(Beginning of Material for the task)

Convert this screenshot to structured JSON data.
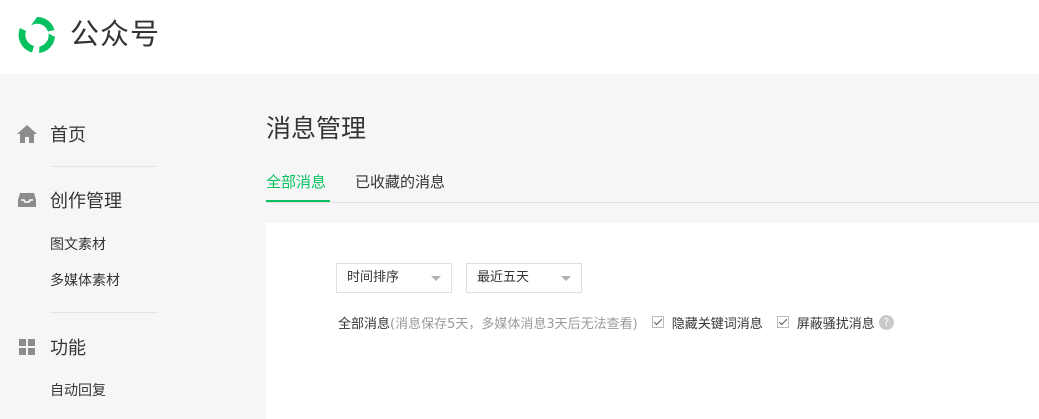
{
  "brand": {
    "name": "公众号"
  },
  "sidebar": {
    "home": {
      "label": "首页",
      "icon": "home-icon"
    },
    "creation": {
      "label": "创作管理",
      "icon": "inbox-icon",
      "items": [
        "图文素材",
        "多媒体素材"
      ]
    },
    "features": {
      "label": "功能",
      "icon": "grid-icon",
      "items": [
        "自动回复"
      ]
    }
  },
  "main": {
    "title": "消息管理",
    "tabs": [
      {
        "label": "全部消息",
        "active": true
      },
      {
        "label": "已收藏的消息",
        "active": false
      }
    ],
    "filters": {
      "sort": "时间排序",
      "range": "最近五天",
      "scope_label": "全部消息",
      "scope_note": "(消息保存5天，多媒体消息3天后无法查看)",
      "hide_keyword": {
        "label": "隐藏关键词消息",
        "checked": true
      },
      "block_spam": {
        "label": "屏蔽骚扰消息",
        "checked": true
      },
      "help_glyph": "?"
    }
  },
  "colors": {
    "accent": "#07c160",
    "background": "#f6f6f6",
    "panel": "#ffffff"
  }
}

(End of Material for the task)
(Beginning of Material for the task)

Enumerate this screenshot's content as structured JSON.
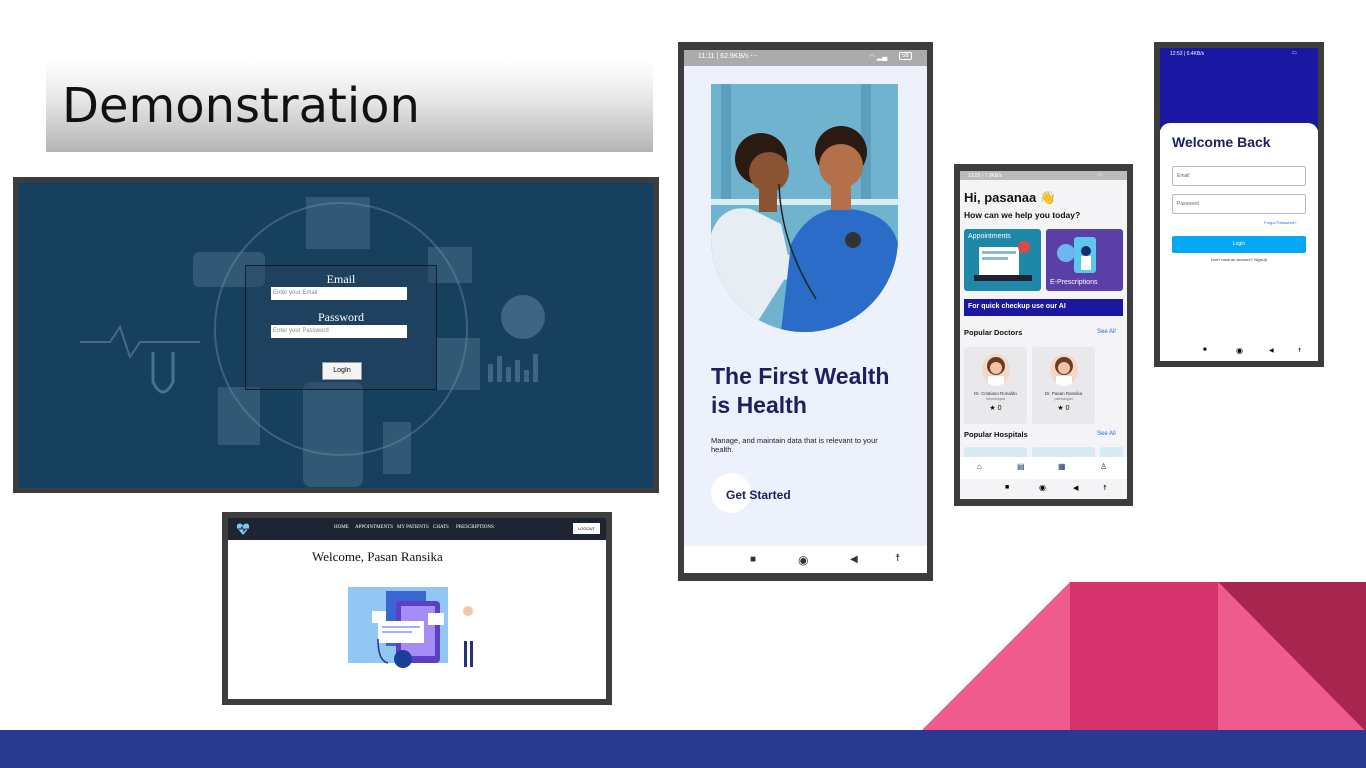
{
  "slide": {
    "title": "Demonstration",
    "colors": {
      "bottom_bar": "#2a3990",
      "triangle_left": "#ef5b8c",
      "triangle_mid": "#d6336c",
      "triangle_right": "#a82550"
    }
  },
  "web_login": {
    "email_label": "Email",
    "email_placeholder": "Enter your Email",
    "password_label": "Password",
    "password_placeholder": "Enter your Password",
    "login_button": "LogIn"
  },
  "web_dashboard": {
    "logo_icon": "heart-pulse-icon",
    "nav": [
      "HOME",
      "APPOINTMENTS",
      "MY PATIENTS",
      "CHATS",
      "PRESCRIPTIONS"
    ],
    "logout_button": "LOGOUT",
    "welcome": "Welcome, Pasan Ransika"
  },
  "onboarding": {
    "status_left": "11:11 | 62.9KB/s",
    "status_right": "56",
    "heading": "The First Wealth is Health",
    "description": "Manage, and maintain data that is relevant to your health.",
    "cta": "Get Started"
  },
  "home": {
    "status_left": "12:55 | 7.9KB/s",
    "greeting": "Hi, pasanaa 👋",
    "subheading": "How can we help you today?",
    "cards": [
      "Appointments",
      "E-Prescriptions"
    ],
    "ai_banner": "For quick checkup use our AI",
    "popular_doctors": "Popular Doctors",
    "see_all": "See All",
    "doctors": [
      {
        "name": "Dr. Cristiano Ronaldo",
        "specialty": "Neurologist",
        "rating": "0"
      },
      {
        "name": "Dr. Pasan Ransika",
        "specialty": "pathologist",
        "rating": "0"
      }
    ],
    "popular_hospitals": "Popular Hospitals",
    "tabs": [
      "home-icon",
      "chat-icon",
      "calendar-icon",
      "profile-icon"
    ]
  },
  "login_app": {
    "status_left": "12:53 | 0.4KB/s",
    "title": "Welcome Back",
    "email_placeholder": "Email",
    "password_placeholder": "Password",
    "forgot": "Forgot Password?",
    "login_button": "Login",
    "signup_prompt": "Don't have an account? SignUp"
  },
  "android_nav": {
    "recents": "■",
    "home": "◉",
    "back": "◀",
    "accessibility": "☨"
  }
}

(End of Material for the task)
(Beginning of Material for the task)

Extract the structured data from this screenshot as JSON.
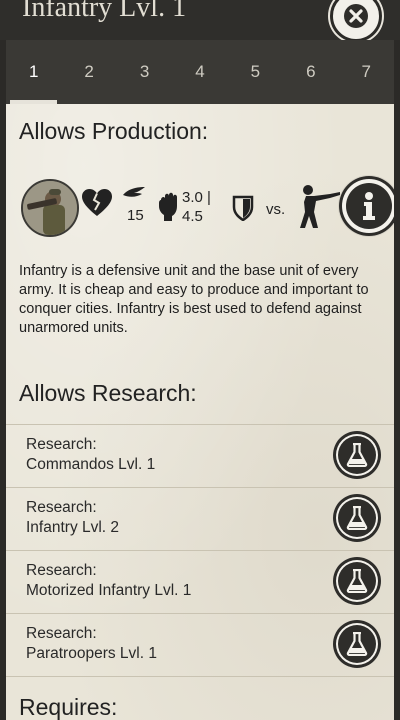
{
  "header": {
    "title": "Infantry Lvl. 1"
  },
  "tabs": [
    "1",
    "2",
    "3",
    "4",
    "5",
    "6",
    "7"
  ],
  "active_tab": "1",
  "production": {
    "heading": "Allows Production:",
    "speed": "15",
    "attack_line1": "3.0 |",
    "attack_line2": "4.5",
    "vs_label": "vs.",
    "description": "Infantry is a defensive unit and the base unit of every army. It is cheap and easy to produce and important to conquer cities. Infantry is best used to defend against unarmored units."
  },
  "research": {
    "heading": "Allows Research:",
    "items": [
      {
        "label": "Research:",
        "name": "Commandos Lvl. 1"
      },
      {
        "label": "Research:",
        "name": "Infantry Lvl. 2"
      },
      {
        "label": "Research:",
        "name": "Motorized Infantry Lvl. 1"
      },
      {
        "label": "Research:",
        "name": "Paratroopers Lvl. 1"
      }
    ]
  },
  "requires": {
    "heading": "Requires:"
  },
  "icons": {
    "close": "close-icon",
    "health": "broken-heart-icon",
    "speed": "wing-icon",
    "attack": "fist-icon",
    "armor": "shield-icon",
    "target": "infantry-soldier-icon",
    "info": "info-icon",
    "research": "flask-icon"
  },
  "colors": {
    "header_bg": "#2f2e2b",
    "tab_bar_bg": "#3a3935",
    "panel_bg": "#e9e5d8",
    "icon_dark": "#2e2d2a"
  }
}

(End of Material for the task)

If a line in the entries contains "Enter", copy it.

-- Solution to this exercise --
    "email_placeholder": "Enter your Email",
    "password_placeholder": "Enter your Password",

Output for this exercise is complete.